== TASK PROMPT ==
If a line in the data holds "blank", copy that line out in full.

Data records

● ● ●

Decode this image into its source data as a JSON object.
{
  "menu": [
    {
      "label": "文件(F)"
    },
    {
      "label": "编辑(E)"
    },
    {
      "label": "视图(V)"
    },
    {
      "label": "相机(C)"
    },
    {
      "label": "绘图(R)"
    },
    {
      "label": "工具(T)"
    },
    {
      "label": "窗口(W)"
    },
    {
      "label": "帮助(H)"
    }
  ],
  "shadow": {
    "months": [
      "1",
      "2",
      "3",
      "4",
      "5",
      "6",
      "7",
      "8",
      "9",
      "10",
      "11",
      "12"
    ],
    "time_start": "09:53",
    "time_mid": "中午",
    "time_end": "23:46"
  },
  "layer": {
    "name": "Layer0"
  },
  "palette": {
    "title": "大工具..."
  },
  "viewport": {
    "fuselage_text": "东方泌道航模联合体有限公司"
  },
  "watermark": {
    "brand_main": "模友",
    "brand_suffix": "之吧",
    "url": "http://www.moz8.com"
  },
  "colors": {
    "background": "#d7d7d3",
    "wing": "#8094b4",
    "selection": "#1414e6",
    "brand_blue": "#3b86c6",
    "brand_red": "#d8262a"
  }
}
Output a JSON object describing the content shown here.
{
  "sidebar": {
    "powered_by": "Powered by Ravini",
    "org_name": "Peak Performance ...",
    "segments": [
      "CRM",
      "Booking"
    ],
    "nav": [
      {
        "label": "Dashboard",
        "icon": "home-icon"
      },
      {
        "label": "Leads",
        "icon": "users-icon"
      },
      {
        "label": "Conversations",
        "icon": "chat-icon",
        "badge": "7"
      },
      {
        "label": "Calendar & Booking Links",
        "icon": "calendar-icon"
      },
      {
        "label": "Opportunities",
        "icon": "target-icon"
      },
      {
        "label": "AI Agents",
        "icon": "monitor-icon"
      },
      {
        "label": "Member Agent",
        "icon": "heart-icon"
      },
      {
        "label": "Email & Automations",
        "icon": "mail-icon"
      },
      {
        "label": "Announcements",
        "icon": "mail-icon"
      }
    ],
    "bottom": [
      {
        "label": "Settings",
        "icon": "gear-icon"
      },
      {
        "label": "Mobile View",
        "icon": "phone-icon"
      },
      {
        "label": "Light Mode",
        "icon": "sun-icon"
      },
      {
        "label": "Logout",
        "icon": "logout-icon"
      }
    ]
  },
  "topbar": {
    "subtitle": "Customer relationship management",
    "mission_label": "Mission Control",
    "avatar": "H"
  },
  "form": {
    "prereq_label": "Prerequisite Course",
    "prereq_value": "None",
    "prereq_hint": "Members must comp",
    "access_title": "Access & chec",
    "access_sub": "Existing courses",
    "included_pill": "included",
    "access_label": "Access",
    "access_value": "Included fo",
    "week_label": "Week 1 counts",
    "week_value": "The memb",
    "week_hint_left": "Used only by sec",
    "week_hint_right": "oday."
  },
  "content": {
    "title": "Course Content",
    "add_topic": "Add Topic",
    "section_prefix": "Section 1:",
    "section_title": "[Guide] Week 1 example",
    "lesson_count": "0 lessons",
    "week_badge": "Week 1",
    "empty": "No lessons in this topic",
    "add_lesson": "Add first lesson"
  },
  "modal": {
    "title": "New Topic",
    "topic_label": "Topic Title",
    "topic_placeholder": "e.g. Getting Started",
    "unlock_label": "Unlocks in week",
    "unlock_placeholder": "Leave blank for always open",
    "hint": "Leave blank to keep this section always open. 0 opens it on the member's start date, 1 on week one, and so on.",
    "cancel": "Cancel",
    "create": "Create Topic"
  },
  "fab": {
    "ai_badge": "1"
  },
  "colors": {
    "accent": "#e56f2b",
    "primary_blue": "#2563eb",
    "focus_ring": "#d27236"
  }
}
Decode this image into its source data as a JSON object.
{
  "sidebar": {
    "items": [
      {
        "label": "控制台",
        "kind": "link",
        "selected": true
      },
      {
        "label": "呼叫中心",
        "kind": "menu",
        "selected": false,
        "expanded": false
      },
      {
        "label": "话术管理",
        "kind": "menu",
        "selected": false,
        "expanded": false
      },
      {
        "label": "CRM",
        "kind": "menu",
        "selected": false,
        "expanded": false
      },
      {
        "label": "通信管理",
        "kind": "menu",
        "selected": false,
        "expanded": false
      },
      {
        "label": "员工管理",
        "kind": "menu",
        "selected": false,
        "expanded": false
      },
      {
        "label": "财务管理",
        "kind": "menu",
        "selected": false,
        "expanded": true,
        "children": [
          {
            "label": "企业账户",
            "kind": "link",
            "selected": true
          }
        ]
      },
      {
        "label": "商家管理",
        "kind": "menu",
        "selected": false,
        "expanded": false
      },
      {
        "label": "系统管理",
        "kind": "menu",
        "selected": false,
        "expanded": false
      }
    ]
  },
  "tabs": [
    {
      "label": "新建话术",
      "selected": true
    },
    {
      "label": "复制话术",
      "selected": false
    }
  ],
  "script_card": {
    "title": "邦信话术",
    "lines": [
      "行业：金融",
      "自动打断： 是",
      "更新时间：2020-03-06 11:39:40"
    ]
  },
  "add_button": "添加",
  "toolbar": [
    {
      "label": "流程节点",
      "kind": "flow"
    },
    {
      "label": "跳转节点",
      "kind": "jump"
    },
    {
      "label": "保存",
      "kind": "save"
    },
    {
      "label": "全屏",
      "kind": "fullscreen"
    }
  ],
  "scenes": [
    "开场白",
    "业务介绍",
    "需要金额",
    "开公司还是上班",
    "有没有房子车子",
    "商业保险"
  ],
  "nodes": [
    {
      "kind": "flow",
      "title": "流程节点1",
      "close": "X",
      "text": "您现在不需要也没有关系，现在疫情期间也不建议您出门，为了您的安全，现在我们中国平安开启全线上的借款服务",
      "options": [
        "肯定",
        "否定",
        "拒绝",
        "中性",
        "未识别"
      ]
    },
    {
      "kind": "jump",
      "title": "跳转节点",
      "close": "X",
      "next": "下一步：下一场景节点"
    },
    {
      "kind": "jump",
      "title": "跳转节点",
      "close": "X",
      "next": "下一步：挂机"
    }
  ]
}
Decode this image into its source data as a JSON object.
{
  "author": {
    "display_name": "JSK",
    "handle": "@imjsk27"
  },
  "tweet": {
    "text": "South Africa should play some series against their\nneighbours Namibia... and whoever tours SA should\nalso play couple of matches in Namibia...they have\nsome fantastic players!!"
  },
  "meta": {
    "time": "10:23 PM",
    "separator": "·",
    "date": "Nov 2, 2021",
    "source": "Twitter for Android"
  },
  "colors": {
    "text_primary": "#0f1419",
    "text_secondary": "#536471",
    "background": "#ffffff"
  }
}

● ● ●

== YOUR RESPONSE ==
    "unlock_placeholder": "Leave blank for always open",
    "hint": "Leave blank to keep this section always open. 0 opens it on the member's start date, 1 on week one, and so on.",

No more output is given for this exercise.